Her story convicts me when I wonder if God is really in control of my life or even cares. Those moments when I ask God why my family has to live 687.99 miles away, why I can’t sing like Karin Bergquist, why I can’t go on that missions trip overseas, why I sit at home dateless on Friday nights, or why my bank account doesn’t have enough money to buy those killa BCBG shoes. Her example of worship makes me realize that life, and in essence, living for God, is not about me … it’s all about Him.
In our self-centered society, we’re conditioned to think of ourselves first. The problem is we think about ourselves all of the time. That leaves no room for loving our neighbor as ourselves or even loving God whole-heartedly. God does desire to give us the desires of our hearts. But He knows how fickle and short-lived our desires are; He also knows our needs. My prayer is that my desires fall in line with what He desires for me; I already know He supplies everything I need.
When my desires and motives are to serve myself, I move farther away from the posture of laying at the feet of Jesus. I become unconditioned to the intense feeling that comes from experiencing true worship and having a relationship with Him. I miss out on what a blessing it is to serve someone else.

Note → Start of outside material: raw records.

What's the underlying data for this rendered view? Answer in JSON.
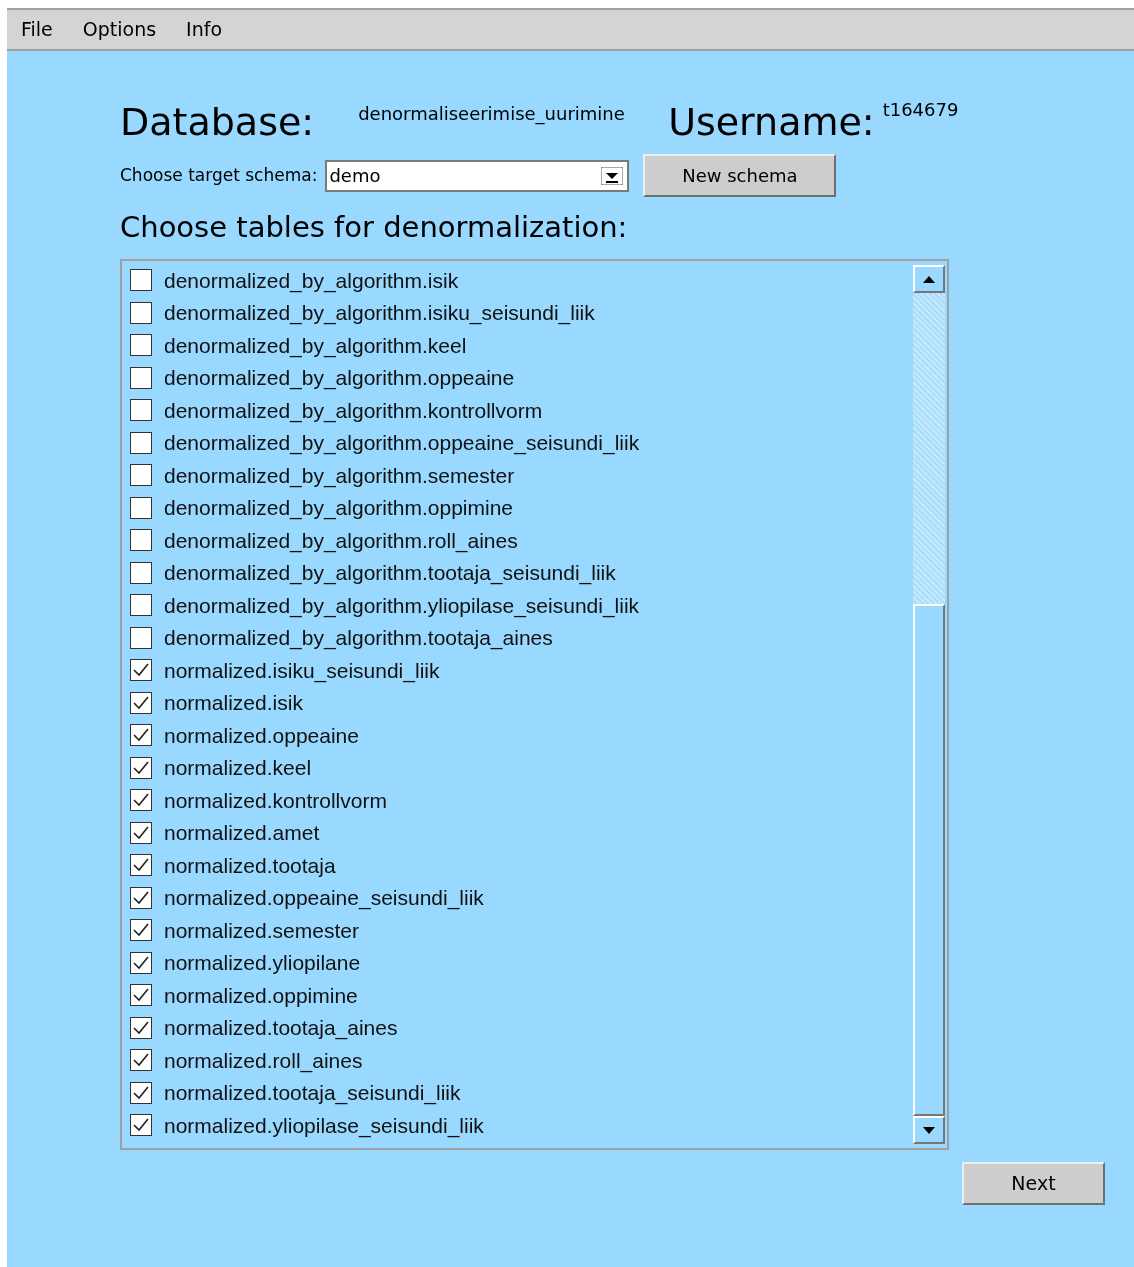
{
  "menu": [
    "File",
    "Options",
    "Info"
  ],
  "database": {
    "label": "Database:",
    "value": "denormaliseerimise_uurimine"
  },
  "username": {
    "label": "Username:",
    "value": "t164679"
  },
  "schema": {
    "label": "Choose target schema:",
    "value": "demo"
  },
  "new_schema_button": "New schema",
  "tables_heading": "Choose tables for denormalization:",
  "tables": [
    {
      "label": "denormalized_by_algorithm.isik",
      "checked": false
    },
    {
      "label": "denormalized_by_algorithm.isiku_seisundi_liik",
      "checked": false
    },
    {
      "label": "denormalized_by_algorithm.keel",
      "checked": false
    },
    {
      "label": "denormalized_by_algorithm.oppeaine",
      "checked": false
    },
    {
      "label": "denormalized_by_algorithm.kontrollvorm",
      "checked": false
    },
    {
      "label": "denormalized_by_algorithm.oppeaine_seisundi_liik",
      "checked": false
    },
    {
      "label": "denormalized_by_algorithm.semester",
      "checked": false
    },
    {
      "label": "denormalized_by_algorithm.oppimine",
      "checked": false
    },
    {
      "label": "denormalized_by_algorithm.roll_aines",
      "checked": false
    },
    {
      "label": "denormalized_by_algorithm.tootaja_seisundi_liik",
      "checked": false
    },
    {
      "label": "denormalized_by_algorithm.yliopilase_seisundi_liik",
      "checked": false
    },
    {
      "label": "denormalized_by_algorithm.tootaja_aines",
      "checked": false
    },
    {
      "label": "normalized.isiku_seisundi_liik",
      "checked": true
    },
    {
      "label": "normalized.isik",
      "checked": true
    },
    {
      "label": "normalized.oppeaine",
      "checked": true
    },
    {
      "label": "normalized.keel",
      "checked": true
    },
    {
      "label": "normalized.kontrollvorm",
      "checked": true
    },
    {
      "label": "normalized.amet",
      "checked": true
    },
    {
      "label": "normalized.tootaja",
      "checked": true
    },
    {
      "label": "normalized.oppeaine_seisundi_liik",
      "checked": true
    },
    {
      "label": "normalized.semester",
      "checked": true
    },
    {
      "label": "normalized.yliopilane",
      "checked": true
    },
    {
      "label": "normalized.oppimine",
      "checked": true
    },
    {
      "label": "normalized.tootaja_aines",
      "checked": true
    },
    {
      "label": "normalized.roll_aines",
      "checked": true
    },
    {
      "label": "normalized.tootaja_seisundi_liik",
      "checked": true
    },
    {
      "label": "normalized.yliopilase_seisundi_liik",
      "checked": true
    }
  ],
  "next_button": "Next"
}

So instead of stressing about how I will afford utility bills and rent, I’m learning to go without cable and eating out all the time. (I’m even content with my perfectly fine Nine West shoes I bought last year.) I’m learning not to loathe being alone; I realize that loneliness awakens my need to be in relationship with God. The only way my outside relationships will work is if my relationship with God stays healthy.
As I step away from focusing on myself, I’m learning not to ask for everything I want. I’m learning to give what I already have. I’m finding more ways and opportunities to give my time, resources, talents and love, and I’m experiencing their return in massive quantities.
I’m slowly learning what it means to have the intense heart of a true worshipper.